Amateur Astronomy Picture of the Day
October 21 2011
Theophilus, Cyrillus, Catharina and Rupes Altai
3 Avi films 2500 frames 1/15 seg. Processing with RegiStax, Fitswork, GIMP2 and iMerge.
Vixen NA 120 mm, Sky Watchar NEQ 6 Pro, Tele Vue Powermate 5X, DMK 21AU04.AS, fringe killer filter
Submitted by: Sergi Torrents Gonzalez (SERGIT) (SERGIT)
Location: Montmeló (Barcelona-Spain)
Zooniverse - So you think you know the Moon
10 October 2011
So after all the clicking on Moon Zoo you should know what the lunar surface looks like! But do you? Are you a true lunarphile? Like the Moon, Mercury is also rocky and heavily cratered. Can you spot the difference?
Study the two pictures below and decide which shows lunar craters and which shows craters on Mercury. You can vote on the Moon Zoo forum.
Voting ends Sunday 16 October. Answer next week!
Zooniverse News - Shadows aren’t always black on the Moon
Moon Zoo team member Dr Tony Cook sent me a link to Censorinus Crater which is south-east of Mare Tranquillitatis. At first glance it looks like one of the many craters we see in shadow. But this one is different. As Tony says:
“Despite the floor being almost shadow filled, plenty of interior detail is visible, including some shadows off boulders and craters. Presumably the source of illumination is from the sunlit side of the rim just out of the image field of view.”
The above image is just a taster. Better still have a look at the NAC image: M117277348RE and zoom in to see landslides and boulders clearly visible in the shadows. Stare into the depths – the more you stare the more you’ll see. You will come across these shadowy images from time to time so have a good look around them when you do but be careful to interpret what you see correctly. As Moon Zoo team member astrostu points out even though there are some features that can be clearly seen in shadowed areas, we must be careful about reading too much into image artifacts. Moon Zoo images have been compressed and will display blocky-looking features in regions of lower contrast.
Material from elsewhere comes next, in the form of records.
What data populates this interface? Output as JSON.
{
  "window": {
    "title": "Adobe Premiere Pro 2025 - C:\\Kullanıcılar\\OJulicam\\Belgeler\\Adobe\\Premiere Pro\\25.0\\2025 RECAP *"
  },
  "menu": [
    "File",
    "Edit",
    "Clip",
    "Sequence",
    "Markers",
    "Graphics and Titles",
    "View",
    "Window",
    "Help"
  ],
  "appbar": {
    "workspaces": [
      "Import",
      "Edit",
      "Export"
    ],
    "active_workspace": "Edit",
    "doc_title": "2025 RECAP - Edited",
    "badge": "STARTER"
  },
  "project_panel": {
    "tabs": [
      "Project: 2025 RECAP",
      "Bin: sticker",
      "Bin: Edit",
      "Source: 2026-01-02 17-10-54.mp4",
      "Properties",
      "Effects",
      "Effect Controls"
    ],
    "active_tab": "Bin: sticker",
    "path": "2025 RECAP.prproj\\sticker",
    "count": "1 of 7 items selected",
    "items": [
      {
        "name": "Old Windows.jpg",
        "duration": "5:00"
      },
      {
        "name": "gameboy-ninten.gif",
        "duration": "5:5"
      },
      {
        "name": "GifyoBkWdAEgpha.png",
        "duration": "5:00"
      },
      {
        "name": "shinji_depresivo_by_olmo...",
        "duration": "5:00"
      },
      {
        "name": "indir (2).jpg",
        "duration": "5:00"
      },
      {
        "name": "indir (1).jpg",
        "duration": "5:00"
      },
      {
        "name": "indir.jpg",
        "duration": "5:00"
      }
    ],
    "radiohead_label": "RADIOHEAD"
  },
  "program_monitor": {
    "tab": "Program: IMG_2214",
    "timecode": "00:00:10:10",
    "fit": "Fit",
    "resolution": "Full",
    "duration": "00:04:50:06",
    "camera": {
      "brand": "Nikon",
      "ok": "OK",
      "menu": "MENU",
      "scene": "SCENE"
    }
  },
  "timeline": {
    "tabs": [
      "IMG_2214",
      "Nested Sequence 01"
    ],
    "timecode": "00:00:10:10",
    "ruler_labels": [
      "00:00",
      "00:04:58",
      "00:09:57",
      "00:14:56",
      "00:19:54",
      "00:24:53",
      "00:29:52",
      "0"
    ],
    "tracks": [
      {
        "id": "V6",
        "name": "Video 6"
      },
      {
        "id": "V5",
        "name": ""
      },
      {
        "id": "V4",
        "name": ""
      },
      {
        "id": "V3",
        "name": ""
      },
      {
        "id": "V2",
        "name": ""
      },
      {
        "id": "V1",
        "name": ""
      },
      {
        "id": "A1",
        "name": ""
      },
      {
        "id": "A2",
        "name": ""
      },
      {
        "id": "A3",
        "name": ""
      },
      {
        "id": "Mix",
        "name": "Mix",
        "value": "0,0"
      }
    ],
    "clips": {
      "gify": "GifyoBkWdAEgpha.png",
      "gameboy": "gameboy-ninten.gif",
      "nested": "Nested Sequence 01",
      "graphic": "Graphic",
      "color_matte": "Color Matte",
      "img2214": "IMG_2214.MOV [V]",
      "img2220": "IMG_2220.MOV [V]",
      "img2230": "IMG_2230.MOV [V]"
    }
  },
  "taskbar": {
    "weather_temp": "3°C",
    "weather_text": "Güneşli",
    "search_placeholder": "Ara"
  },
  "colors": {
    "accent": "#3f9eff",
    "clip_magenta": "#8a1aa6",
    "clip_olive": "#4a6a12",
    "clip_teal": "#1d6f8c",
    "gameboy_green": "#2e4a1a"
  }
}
Dr Tony Cook is a research lecturer at the Institute of Physics and Mathematics at Aberystwyth University. He researches into automated planetary cartography, and impact flash and change detection on the lunar surface. He is also Assistant Director of the British Astronomical Association Lunar Section.